A recent trend across the social media platform TikTok has started to go viral in which the users promote and share their very well-organized pantry closets and refrigerators. However, Jenna Drenten, a marketing professor out of Loyola University Chicago, expressed in a recent piece within The Conversations in which she heavily criticized the new trend which she has started to call “pantry porn” for its role in glamorizing and stylizing home organization. Drenten then stated that this trend was very similar to the desire for niceness, which she stated is entirely rooted in sexism and extreme racism.
“In today’s consumer culture, ‘a place for everything and everything in its place’ isn’t just a mantra; it’s big business. Nowhere is this more evident than the kitchen pantry,” exclaimed Drenten. “As someone who studies digital consumer culture, I’ve noticed an uptick in glamorized, stylized and fully stocked pantries on TikTok and Instagram, giving rise to a content genre I dub ‘pantry porn.’”
Drenten expressed in the article just how pantries came about as a status symbol back in the 1800s, all before becoming a bit more commonplace throughout middle-class homes throughout the 20th century, all prior to becoming ubiquitous in modern times. She went on to state that modern celebrity culture has once again made the pantry a symbol of status, while social media influencers have also come together to bring the status symbol back down to the masses.
To go along with all of this, “pantry porn” seems to stem from the early viral sensation from social media known as “food porn,” which is highly glamorized and filters pictures of the cooking of or eating of food.
Having laid out the scenario in which the pantry is regarded as a status symbol, the professor went further. “Storing spices in coordinated glass jars and color coordinating dozens of sprinkles containers may seem trivial,” she exclaimed. “But tidiness is tangled up with status, and messiness is loaded with assumptions about personal responsibility and respectability. Cleanliness has historically been used as a cultural gatekeeping mechanism to reinforce status distinctions based on a vague understanding of ‘niceness’: nice people, with nice yards, in nice houses, make for nice neighborhoods.”
“What lies beneath the surface of this anti-messiness, pro-niceness stance is a history of classist, racist and sexist social structures,” she finished off. “In my research, influencers who produce pantry porn are predominantly white women who demonstrate what it looks like to maintain a ‘nice’ home by creating a new status symbol: the perfectly organized, fully stocked pantry.”

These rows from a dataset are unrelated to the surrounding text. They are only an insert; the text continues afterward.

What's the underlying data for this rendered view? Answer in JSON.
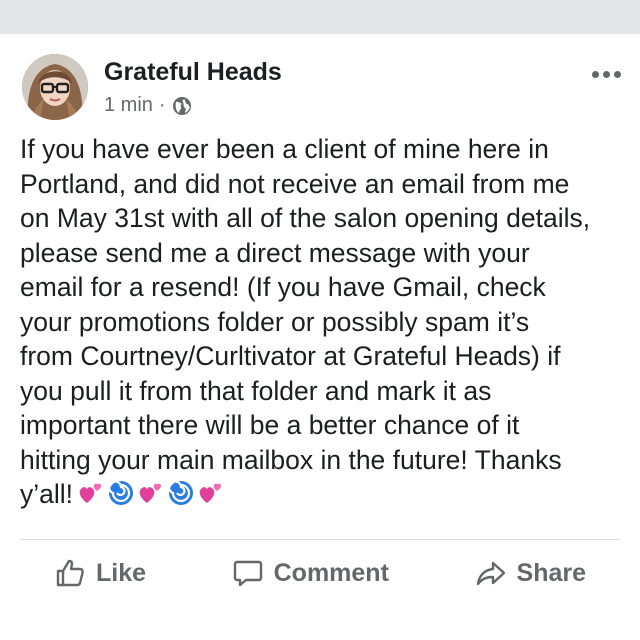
{
  "post": {
    "author": "Grateful Heads",
    "time": "1 min",
    "separator": "·",
    "privacy_icon": "globe-icon",
    "more_icon": "more-options-icon",
    "text": "If you have ever been a client of mine here in\nPortland, and did not receive an email from me\non May 31st with all of the salon opening details,\nplease send me a direct message with your\nemail for a resend! (If you have Gmail, check\nyour promotions folder or possibly spam it’s\nfrom Courtney/Curltivator at Grateful Heads) if\nyou pull it from that folder and mark it as\nimportant there will be a better chance of it\nhitting your main mailbox in the future! Thanks\ny’all!",
    "emojis": [
      "two-hearts-emoji",
      "cyclone-emoji",
      "two-hearts-emoji",
      "cyclone-emoji",
      "two-hearts-emoji"
    ]
  },
  "actions": {
    "like": "Like",
    "comment": "Comment",
    "share": "Share"
  },
  "colors": {
    "text": "#1c1e21",
    "secondary": "#65676b",
    "heart": "#e0409a",
    "cyclone": "#2a7de1",
    "divider": "#dadde1",
    "strip": "#e4e6ea"
  }
}
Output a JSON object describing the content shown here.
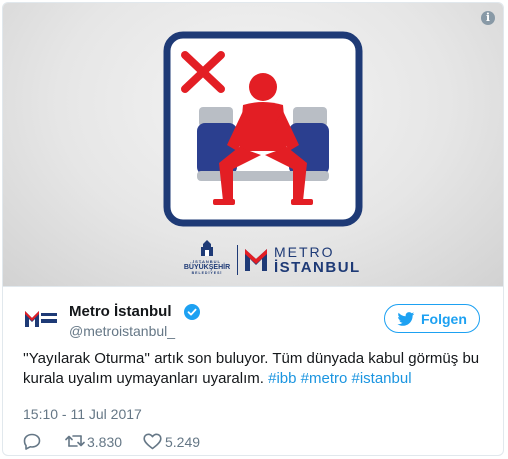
{
  "media": {
    "sign_icon": "no-manspreading-sign-icon",
    "logo_left_lines": [
      "İSTANBUL",
      "BÜYÜKŞEHİR",
      "BELEDİYESİ"
    ],
    "logo_right_line1": "METRO",
    "logo_right_line2": "İSTANBUL",
    "colors": {
      "navy": "#1e3a76",
      "red": "#e31e24",
      "seat_blue": "#2b3f8f",
      "seat_grey": "#b9bec5"
    }
  },
  "tweet": {
    "author_name": "Metro İstanbul",
    "handle": "@metroistanbul_",
    "follow_label": "Folgen",
    "text_main": "''Yayılarak Oturma'' artık son buluyor. Tüm dünyada kabul görmüş bu kurala uyalım uymayanları uyaralım.",
    "hashtags": [
      "#ibb",
      "#metro",
      "#istanbul"
    ],
    "timestamp": "15:10 - 11 Jul 2017",
    "retweets": "3.830",
    "likes": "5.249",
    "colors": {
      "link": "#1b95e0",
      "follow": "#1da1f2",
      "muted": "#657786"
    }
  }
}
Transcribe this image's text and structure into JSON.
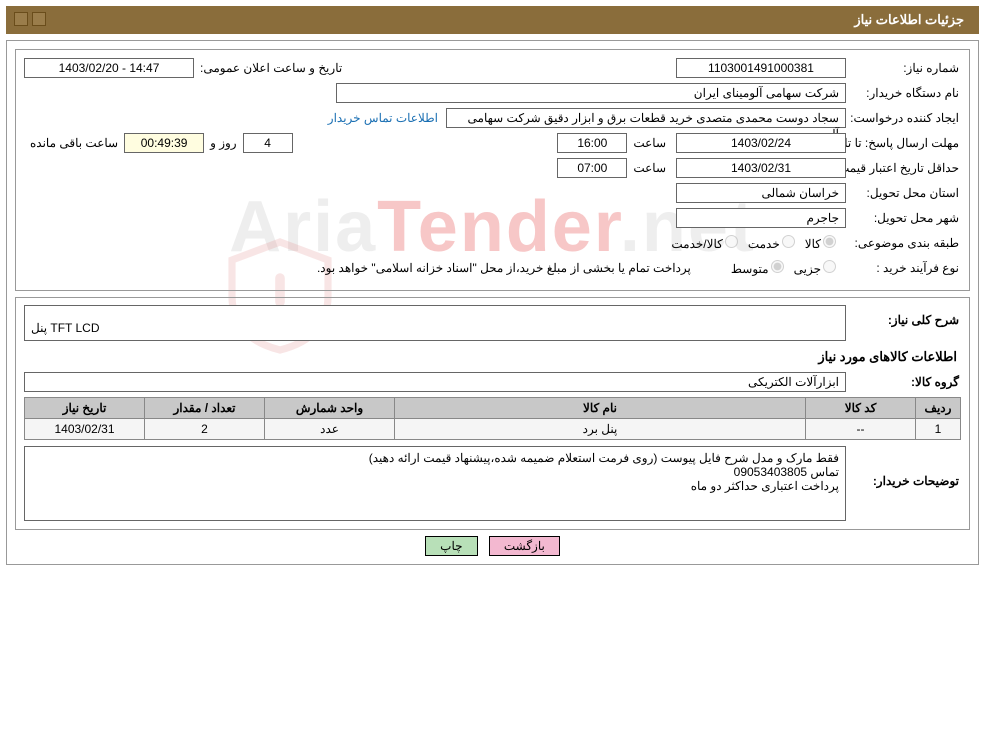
{
  "header": {
    "title": "جزئیات اطلاعات نیاز"
  },
  "labels": {
    "need_no": "شماره نیاز:",
    "announce_dt": "تاریخ و ساعت اعلان عمومی:",
    "buyer_org": "نام دستگاه خریدار:",
    "requester": "ایجاد کننده درخواست:",
    "buyer_contact": "اطلاعات تماس خریدار",
    "reply_deadline": "مهلت ارسال پاسخ:",
    "to_date": "تا تاریخ:",
    "hour": "ساعت",
    "days_and": "روز و",
    "hours_remain": "ساعت باقی مانده",
    "price_valid": "حداقل تاریخ اعتبار قیمت:",
    "province": "استان محل تحویل:",
    "city": "شهر محل تحویل:",
    "category": "طبقه بندی موضوعی:",
    "purchase_type": "نوع فرآیند خرید :",
    "cat_goods": "کالا",
    "cat_service": "خدمت",
    "cat_goods_service": "کالا/خدمت",
    "pt_partial": "جزیی",
    "pt_medium": "متوسط",
    "payment_note": "پرداخت تمام یا بخشی از مبلغ خرید،از محل \"اسناد خزانه اسلامی\" خواهد بود.",
    "need_summary": "شرح کلی نیاز:",
    "goods_info": "اطلاعات کالاهای مورد نیاز",
    "goods_group": "گروه کالا:",
    "buyer_notes": "توضیحات خریدار:"
  },
  "values": {
    "need_no": "1103001491000381",
    "announce_dt": "1403/02/20 - 14:47",
    "buyer_org": "شرکت سهامی آلومینای ایران",
    "requester": "سجاد دوست محمدی متصدی خرید قطعات برق و ابزار دقیق شرکت سهامی آلود",
    "reply_to_date": "1403/02/24",
    "reply_hour": "16:00",
    "remain_days": "4",
    "remain_time": "00:49:39",
    "price_valid_date": "1403/02/31",
    "price_valid_hour": "07:00",
    "province": "خراسان شمالی",
    "city": "جاجرم",
    "need_summary": "پنل TFT LCD",
    "goods_group": "ابزارآلات الکتریکی",
    "buyer_notes": "فقط مارک و مدل شرح فایل پیوست (روی فرمت استعلام ضمیمه شده،پیشنهاد قیمت ارائه دهید)\nتماس 09053403805\nپرداخت اعتباری حداکثر دو ماه"
  },
  "table": {
    "headers": {
      "row": "ردیف",
      "code": "کد کالا",
      "name": "نام کالا",
      "unit": "واحد شمارش",
      "qty": "تعداد / مقدار",
      "need_date": "تاریخ نیاز"
    },
    "rows": [
      {
        "row": "1",
        "code": "--",
        "name": "پنل برد",
        "unit": "عدد",
        "qty": "2",
        "need_date": "1403/02/31"
      }
    ]
  },
  "buttons": {
    "print": "چاپ",
    "back": "بازگشت"
  },
  "watermark": {
    "text_pre": "Aria",
    "text_mid": "Tender",
    "text_post": ".net"
  }
}
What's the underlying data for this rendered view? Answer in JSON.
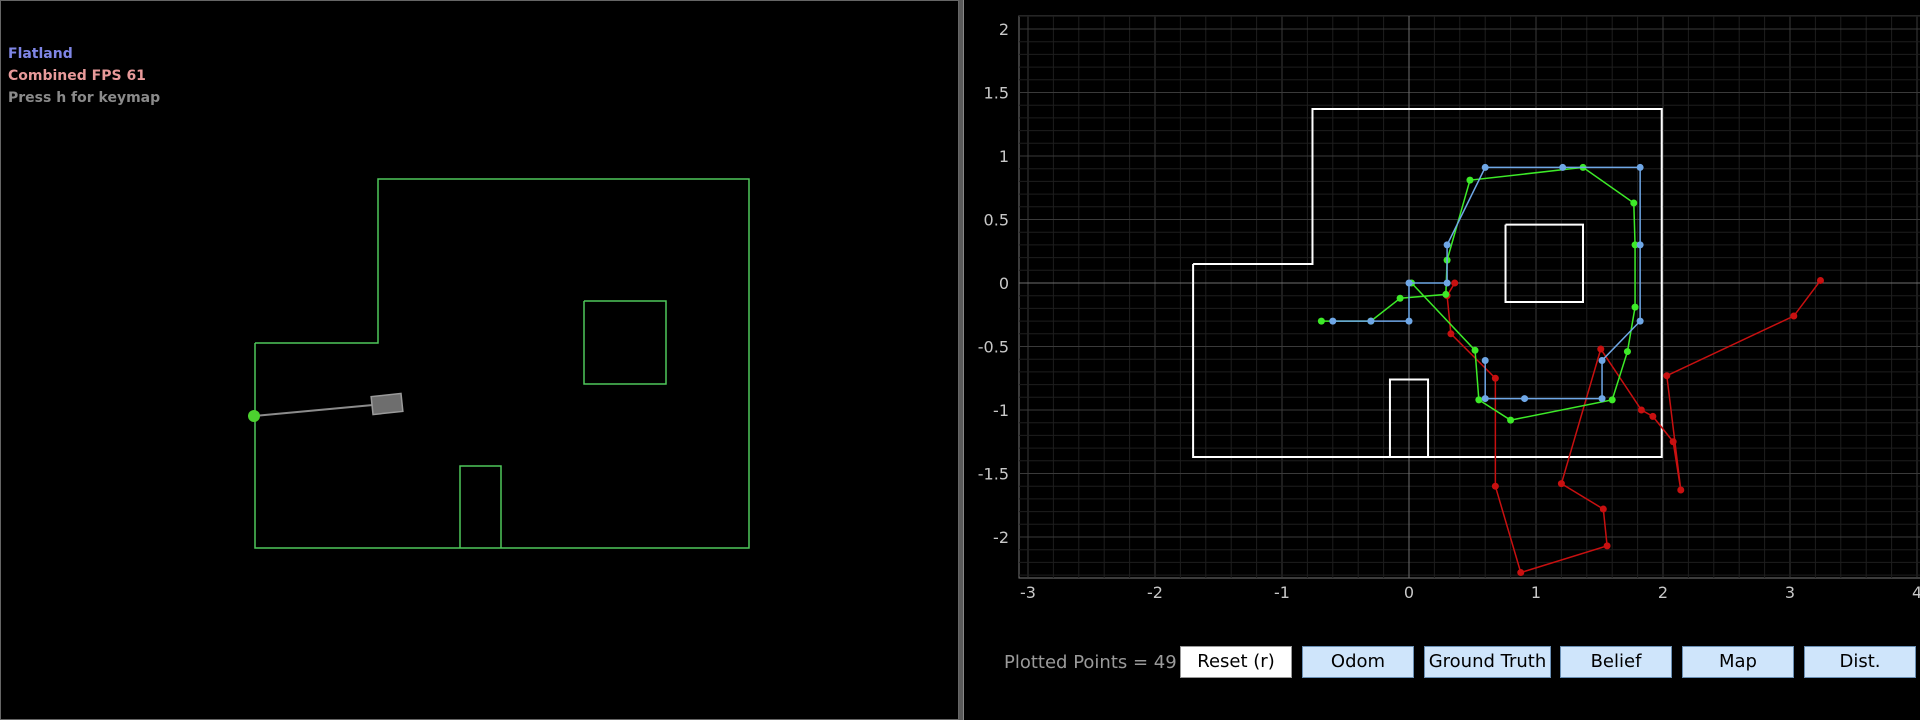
{
  "simulator": {
    "title": "Flatland",
    "fps_text": "Combined FPS 61",
    "help_text": "Press h for keymap"
  },
  "plotter": {
    "plotted_points_label": "Plotted Points = 49",
    "buttons": {
      "reset": "Reset (r)",
      "odom": "Odom",
      "ground_truth": "Ground Truth",
      "belief": "Belief",
      "map": "Map",
      "dist": "Dist."
    },
    "colors": {
      "ground_truth": "#3dea28",
      "belief": "#6fa7e6",
      "odom": "#c81010",
      "map": "#ffffff"
    }
  },
  "chart_data": {
    "type": "scatter",
    "title": "",
    "xlabel": "",
    "ylabel": "",
    "xlim": [
      -3,
      4
    ],
    "ylim": [
      -2.3,
      2.1
    ],
    "x_ticks": [
      "-3",
      "-2",
      "-1",
      "0",
      "1",
      "2",
      "3",
      "4"
    ],
    "y_ticks": [
      "2",
      "1.5",
      "1",
      "0.5",
      "0",
      "-0.5",
      "-1",
      "-1.5",
      "-2"
    ],
    "grid": true,
    "map_polylines": [
      [
        [
          -1.7,
          0.15
        ],
        [
          -0.76,
          0.15
        ],
        [
          -0.76,
          1.37
        ],
        [
          1.99,
          1.37
        ],
        [
          1.99,
          -1.37
        ],
        [
          -1.7,
          -1.37
        ],
        [
          -1.7,
          0.15
        ]
      ],
      [
        [
          0.76,
          0.46
        ],
        [
          1.37,
          0.46
        ],
        [
          1.37,
          -0.15
        ],
        [
          0.76,
          -0.15
        ],
        [
          0.76,
          0.46
        ]
      ],
      [
        [
          -0.15,
          -1.37
        ],
        [
          -0.15,
          -0.76
        ],
        [
          0.15,
          -0.76
        ],
        [
          0.15,
          -1.37
        ]
      ]
    ],
    "series": [
      {
        "key": "odom",
        "points": [
          [
            0.36,
            0.0
          ],
          [
            0.3,
            -0.1
          ],
          [
            0.33,
            -0.4
          ],
          [
            0.68,
            -0.75
          ],
          [
            0.68,
            -1.6
          ],
          [
            0.88,
            -2.28
          ],
          [
            1.56,
            -2.07
          ],
          [
            1.53,
            -1.78
          ],
          [
            1.2,
            -1.58
          ],
          [
            1.51,
            -0.52
          ],
          [
            1.83,
            -1.0
          ],
          [
            1.92,
            -1.05
          ],
          [
            2.08,
            -1.25
          ],
          [
            2.14,
            -1.63
          ],
          [
            2.03,
            -0.73
          ],
          [
            3.03,
            -0.26
          ],
          [
            3.24,
            0.02
          ]
        ]
      },
      {
        "key": "ground_truth",
        "points": [
          [
            -0.69,
            -0.3
          ],
          [
            -0.3,
            -0.3
          ],
          [
            -0.07,
            -0.12
          ],
          [
            0.29,
            -0.09
          ],
          [
            0.3,
            0.18
          ],
          [
            0.48,
            0.81
          ],
          [
            1.37,
            0.91
          ],
          [
            1.77,
            0.63
          ],
          [
            1.78,
            0.3
          ],
          [
            1.78,
            -0.19
          ],
          [
            1.72,
            -0.54
          ],
          [
            1.6,
            -0.92
          ],
          [
            0.8,
            -1.08
          ],
          [
            0.55,
            -0.92
          ],
          [
            0.52,
            -0.53
          ],
          [
            0.02,
            0.0
          ]
        ]
      },
      {
        "key": "belief",
        "points": [
          [
            -0.6,
            -0.3
          ],
          [
            -0.3,
            -0.3
          ],
          [
            0.0,
            -0.3
          ],
          [
            0.0,
            0.0
          ],
          [
            0.3,
            0.0
          ],
          [
            0.3,
            0.3
          ],
          [
            0.6,
            0.91
          ],
          [
            1.21,
            0.91
          ],
          [
            1.82,
            0.91
          ],
          [
            1.82,
            0.3
          ],
          [
            1.82,
            -0.3
          ],
          [
            1.52,
            -0.61
          ],
          [
            1.52,
            -0.91
          ],
          [
            0.91,
            -0.91
          ],
          [
            0.6,
            -0.91
          ],
          [
            0.6,
            -0.61
          ]
        ]
      }
    ]
  },
  "world": {
    "walls": [
      [
        [
          254,
          342
        ],
        [
          377,
          342
        ],
        [
          377,
          178
        ],
        [
          748,
          178
        ],
        [
          748,
          547
        ],
        [
          254,
          547
        ],
        [
          254,
          342
        ]
      ],
      [
        [
          583,
          300
        ],
        [
          665,
          300
        ],
        [
          665,
          383
        ],
        [
          583,
          383
        ],
        [
          583,
          300
        ]
      ],
      [
        [
          459,
          547
        ],
        [
          459,
          465
        ],
        [
          500,
          465
        ],
        [
          500,
          547
        ]
      ]
    ],
    "robot": {
      "heading_deg": -6
    },
    "sensor_hit": [
      253,
      415
    ],
    "ray_origin": [
      372,
      404
    ]
  }
}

Drenten went on to claim that this trend does nothing but reinforce the sexist tropes about the domestic housewife as a feminine ideal. “Magazines like Good Housekeeping were once the brokers of idealized domestic work,” she stated. “Now online pantry porn sets the aspirational standard for becoming an ideal mom, ideal wife and ideal woman. This grew out of a shift toward an intensive mothering ideology that equates being a good mom with time-intensive, labor-intensive, financially expensive care work.”
“Sure, all of those baskets and bins serve a functional purpose in the home: seeing what you need, when you need it,” she admitted. “But the social pressure to curate a perfect pantry might make some women work overtime. Pantry porn, as a status symbol, relies on the promise of making daily domestic work easier. But if women are largely responsible for the work required to maintain the perfectly organized pantry, it’s critical to ask: easier for whom?”